|Scope||240 pages; 14.1 × 21.5 cm|
|Publisher/Producer||Cambridge University Press|

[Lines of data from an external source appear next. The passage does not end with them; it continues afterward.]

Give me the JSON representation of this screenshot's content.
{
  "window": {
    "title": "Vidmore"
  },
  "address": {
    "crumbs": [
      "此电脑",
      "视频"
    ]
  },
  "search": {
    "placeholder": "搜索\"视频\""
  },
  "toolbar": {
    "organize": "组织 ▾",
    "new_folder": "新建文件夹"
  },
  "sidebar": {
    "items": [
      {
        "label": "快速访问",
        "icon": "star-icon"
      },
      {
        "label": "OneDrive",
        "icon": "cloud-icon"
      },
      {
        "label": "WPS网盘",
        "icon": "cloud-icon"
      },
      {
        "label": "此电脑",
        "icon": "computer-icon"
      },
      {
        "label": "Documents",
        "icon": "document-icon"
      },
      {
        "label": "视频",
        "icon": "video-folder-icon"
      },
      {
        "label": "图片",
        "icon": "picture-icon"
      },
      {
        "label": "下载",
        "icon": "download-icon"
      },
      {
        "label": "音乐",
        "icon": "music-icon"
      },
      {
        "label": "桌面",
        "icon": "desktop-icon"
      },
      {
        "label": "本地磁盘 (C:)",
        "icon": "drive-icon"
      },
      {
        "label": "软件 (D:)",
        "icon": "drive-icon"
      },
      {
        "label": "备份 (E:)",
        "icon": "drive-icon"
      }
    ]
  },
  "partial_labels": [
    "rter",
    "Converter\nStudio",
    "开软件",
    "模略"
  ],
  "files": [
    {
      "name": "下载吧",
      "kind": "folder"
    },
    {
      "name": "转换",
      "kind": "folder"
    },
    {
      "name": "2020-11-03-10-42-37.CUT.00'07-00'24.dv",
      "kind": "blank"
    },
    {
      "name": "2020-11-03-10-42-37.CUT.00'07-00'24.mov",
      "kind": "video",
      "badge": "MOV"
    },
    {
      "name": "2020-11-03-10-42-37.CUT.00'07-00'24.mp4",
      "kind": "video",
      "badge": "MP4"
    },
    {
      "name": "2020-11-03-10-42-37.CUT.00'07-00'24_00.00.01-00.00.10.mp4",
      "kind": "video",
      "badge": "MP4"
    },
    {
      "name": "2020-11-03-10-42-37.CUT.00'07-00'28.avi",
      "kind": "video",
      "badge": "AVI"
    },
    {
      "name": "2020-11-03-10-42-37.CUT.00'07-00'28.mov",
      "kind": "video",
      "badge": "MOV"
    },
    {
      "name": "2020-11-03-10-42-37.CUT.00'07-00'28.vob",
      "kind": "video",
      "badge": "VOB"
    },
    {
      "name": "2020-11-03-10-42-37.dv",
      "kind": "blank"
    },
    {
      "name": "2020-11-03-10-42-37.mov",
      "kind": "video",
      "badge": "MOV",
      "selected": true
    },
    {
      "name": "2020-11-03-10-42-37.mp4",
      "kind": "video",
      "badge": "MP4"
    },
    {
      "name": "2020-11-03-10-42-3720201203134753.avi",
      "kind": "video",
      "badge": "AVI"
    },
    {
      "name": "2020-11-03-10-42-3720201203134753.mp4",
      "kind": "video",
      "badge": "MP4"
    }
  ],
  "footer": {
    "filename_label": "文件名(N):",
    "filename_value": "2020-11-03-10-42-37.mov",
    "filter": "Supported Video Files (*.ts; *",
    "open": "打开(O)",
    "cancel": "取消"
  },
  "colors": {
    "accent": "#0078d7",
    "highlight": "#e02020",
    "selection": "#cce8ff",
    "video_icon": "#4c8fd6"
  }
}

This important biography of Elgar draws on letters and documents which became available in the preceding twenty-five years. Michael Kennedy, a leading scholar of British music and a distinguished musical biographer, uses this material, which includes Elgar's own vast correspondence, in an attempt to get to the centre of the composer's complex personality. Elgar's letters reveal his unpredictable swings of mood, from gaiety and a fondness for puns to morose self-pity and a feeling that he was 'not wanted', and although much of Elgar's music sounds confident and coherent, it also has an underlying layer of unease, melancholy and insecurity. His relationships with his wife and other women friends are a continuing thread in the life of a man who remained acutely conscious of his lower middle-class origins in spite of his meteoric rise to fame, honours in Edward VII's reign and friendship with the King.